Concept and Object: Prompt and Output
- August 26, 2023
- Thomas Thompson
The concept of some thing is an abstraction of something in experience.
This week I continued my study of the philosopher Ludwig Wittgenstein (1889-1950). Specifically, I looked at some of the works written later in his career—Blue and Brown Books, Philosophical Grammar, and Philosophical Investigations. For those of you unfamiliar with his work, Wittgenstein was a philosopher whose impact is still felt in the fields of philosophy, logic, and the philosophy of language.
Wittgenstein's ideas have relevance to the field of Artificial Intelligence (AI). His emphasis on the practical use of language and the contextual nature of meaning must influence our discussions about language processing in AI systems. AI researchers and linguists draw on Wittgenstein's ideas to develop natural language understanding and processing algorithms that consider the nuances of language in different contexts. I will link some articles below.
In engineering effective prompt structures for Large Language Models (LLMs), the prompter needs to see the use of a word as it really is instead of inventing a use for it. This may force us to ask whether there are ideal logical structures for developing prompts.
As in the case of Eduaide, we may develop a prompt that is to direct the action of an LLM that will have real implications for the work to be done in a physical classroom. As such we may do so on the idea that there must be some agreement between thought and reality. That there is a relation between the abstraction of words—concepts—and that which the concepts denote in physical reality. The underlying claim for this assumption may be, how can I prompt something with language unless it already exists? That is, its application is in some way in agreement with reality. As has been demonstrated with the "hallucinations" of ChatGPT, one can prompt an LLM to an application even if it doesn't exist in the confines of the language space that the model exists in. Thus, the AI may render something that seems like an actual application when in reality it is a hallucination. As Wittgenstein wrote,
"...how could I play the notes in the score on the piano if they didn't already have a relationship to particular types of movement of the hand? Of course, such a relationship sometimes consists in a certain agreement, but sometimes not in any agreement, but merely in our having learnt to apply the signs in a particular way" (Wittgenstein, ed. R. Thees, trs. A. Kenny, 1969, p. 212).

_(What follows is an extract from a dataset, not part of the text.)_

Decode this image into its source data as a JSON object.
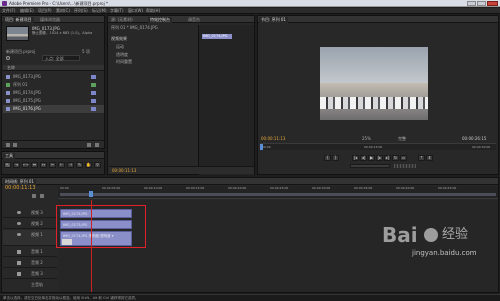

In essence, when we prompt an LLM the nature of language as a tool is made apparent. This tool, however, is not perfect. There is overlap in how our words are used, and how different language games* are played, there is as Wittgenstein describes "a complicated network of similarities overlapping and crisscrossing: sometimes overall similarities, sometimes similarities of detail" (Wittgenstein, trs. Anscombe, 1953, p. 66 )
Speaking a language is always part of an activity and as such is dependent upon the context in which that activity takes place. Languages have developed publicly and communally for many centuries before any of us came to use them. What fetters of assumption does that place us in? Given the confines of the language space in which an LLM operates, what types of sentences, propositions, or language games* (intentions underlying our use of language) are the boundary conditions for the reliability of an LLM output?
* "These are ways of using signs simpler than those in which we use the signs of our highly complicated everyday language" (Wittgenstein, 1958, p. 17).
Cover Image: Ludwig Wittgenstein by Woodrow W. Cowher
Illustrations made in collaboration between DALLE-2 and Thomas Thompson